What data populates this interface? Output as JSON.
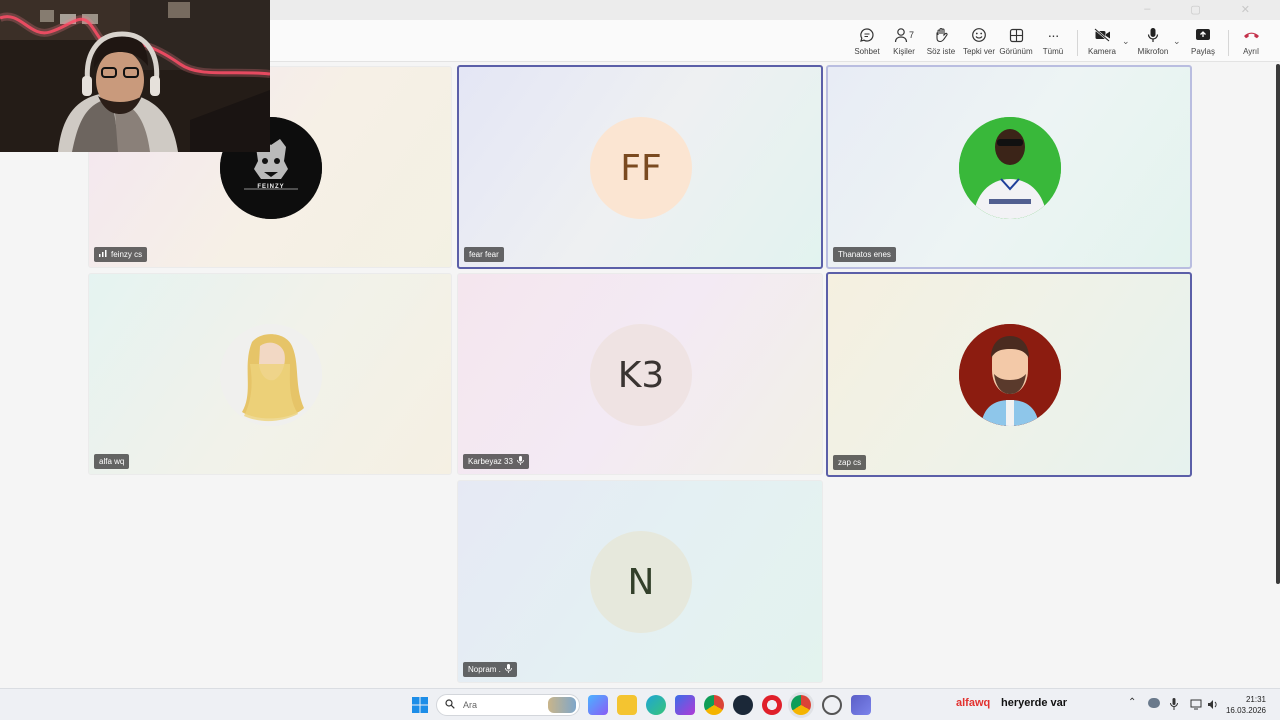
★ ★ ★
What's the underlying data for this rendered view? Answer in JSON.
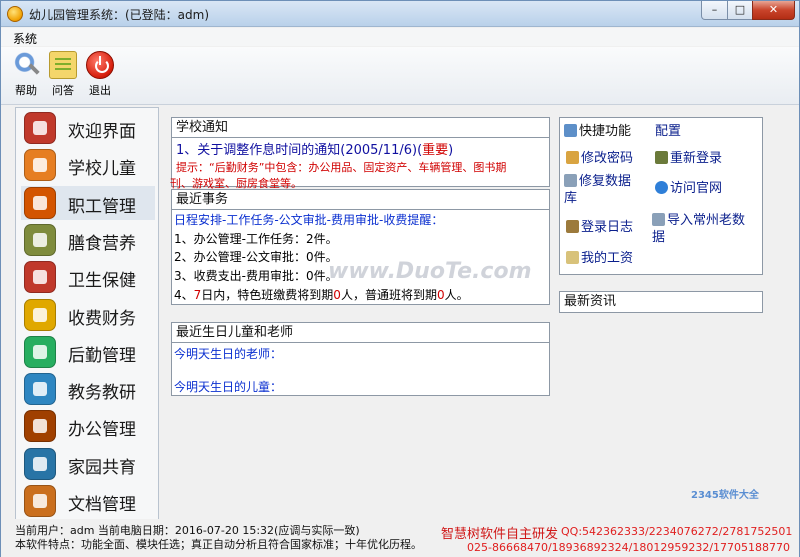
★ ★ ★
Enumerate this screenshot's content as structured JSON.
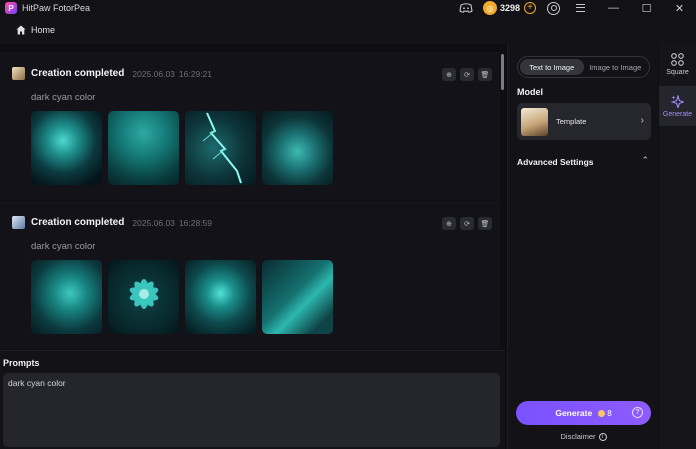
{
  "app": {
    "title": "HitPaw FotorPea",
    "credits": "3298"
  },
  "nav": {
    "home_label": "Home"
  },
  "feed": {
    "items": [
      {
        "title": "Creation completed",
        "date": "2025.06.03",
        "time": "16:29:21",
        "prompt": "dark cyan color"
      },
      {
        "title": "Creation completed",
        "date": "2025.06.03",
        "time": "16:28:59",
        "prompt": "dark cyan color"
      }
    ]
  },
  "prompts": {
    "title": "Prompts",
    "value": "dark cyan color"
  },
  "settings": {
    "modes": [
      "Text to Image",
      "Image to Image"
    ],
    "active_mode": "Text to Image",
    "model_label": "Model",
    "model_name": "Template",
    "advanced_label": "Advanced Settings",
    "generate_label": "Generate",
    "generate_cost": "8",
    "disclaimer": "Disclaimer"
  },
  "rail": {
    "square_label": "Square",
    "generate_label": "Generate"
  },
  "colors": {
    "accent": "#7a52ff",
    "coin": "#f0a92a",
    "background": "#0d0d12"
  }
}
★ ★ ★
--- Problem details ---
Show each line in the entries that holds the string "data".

--- Solved problem ---
What data populates this interface? Output as JSON.
What's the underlying data for this rendered view? Answer in JSON.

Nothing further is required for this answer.